Dressing the doll requires a lot of handling.  Dangling arms and legs can hinder the process.  If the clothes allow, lower legs and arms are not attached until the end.  Because Ivy has one long sleeve, I attached the lower arms before making the clothes.  If lower arms are attached at this early stage, care must be taken to protect her fingers and hands from flopping around and banging on the work surface.  



Clothes are fun.  Although I start with clothes in mind, often it is trial and error before I find something that suits her.

I usually start with simple underwear.  I had originally planned to have several skirt layers.  I made a ruffled black organza skirt to fit under the gold, but decided against it.

The corset bodice took a little time in fitting and re-fitting.  It is a good example of why I have a closet full of bits and pieces of fabric and trim.  The smallest bit may be just the right size!  

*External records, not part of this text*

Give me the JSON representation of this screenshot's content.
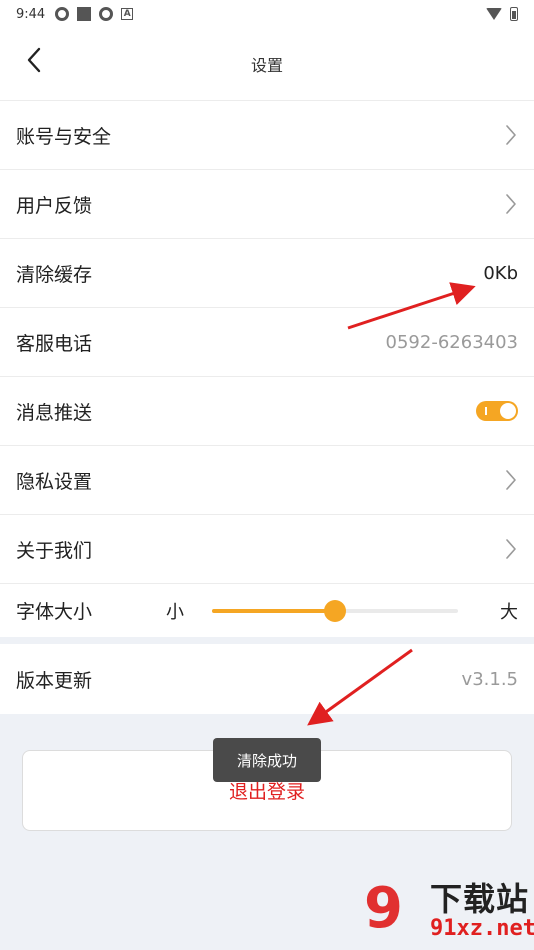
{
  "status": {
    "time": "9:44",
    "icons": [
      "aperture-icon",
      "square-icon",
      "aperture-icon",
      "a-box-icon"
    ],
    "right_icons": [
      "wifi-icon",
      "battery-icon"
    ]
  },
  "header": {
    "title": "设置",
    "back_icon": "chevron-left-icon"
  },
  "settings": [
    {
      "label": "账号与安全",
      "right": "chevron"
    },
    {
      "label": "用户反馈",
      "right": "chevron"
    },
    {
      "label": "清除缓存",
      "right": "value",
      "value": "0Kb"
    },
    {
      "label": "客服电话",
      "right": "value",
      "value": "0592-6263403"
    },
    {
      "label": "消息推送",
      "right": "toggle",
      "on": true
    },
    {
      "label": "隐私设置",
      "right": "chevron"
    },
    {
      "label": "关于我们",
      "right": "chevron"
    }
  ],
  "font_size": {
    "label": "字体大小",
    "small_label": "小",
    "large_label": "大",
    "level": 0.5
  },
  "version": {
    "label": "版本更新",
    "value": "v3.1.5"
  },
  "logout": {
    "label": "退出登录"
  },
  "toast": {
    "message": "清除成功"
  },
  "watermark": {
    "brand_mark": "9",
    "brand_text": "下载站",
    "url": "91xz.net"
  },
  "colors": {
    "accent": "#f5a623",
    "danger": "#e02020",
    "annotation": "#e02020"
  }
}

I had an old, inexpensive doll purchased years ago when I was making American Girl doll clothes for our granddaughters.  I spent several days cutting her locks and remaking them into wefts that could be used for Ivy.  Once I had it ready for styling, it made her look totally different than I had envisioned.  So, I was back to eyelash yarn.  I purchase most all my eyelash yarn on Brokemarys Etsy shop.  She has a variety of unusual threads and yarns, and I can purchase small skeins perfect for my needs.  After experimenting, I am happy with the crocheted wig using black and burgundy eyelash yarns.   

Creating wefts
Wig cap from pantyhose

completed wig cap before adding synthetic hair

Not the look I wanted


Button earrings were fashioned with clay and paint.

I wrapped Ivy's hair in plastic wrap to protect it from glue while doing the finish work. False eyelashes were applied.  They can be trimmed, but I like the over-the-top look of the long lashes.

I decided a masquerade mask would make an unusual fascinator hat.  I drew a basic outline on transparent water soluble stabilizer.  Pinned that to gold tulle fabric and used a free-motion stitch to create a design.  A small piece of gold trim was hand-sewn around the edge.  I stiffened the mask with Paverpol so it would hold shape when sewn to her head.   

Ivy on her display board

At long last, her lower legs were sew on and she was complete.  

Thank you for visiting!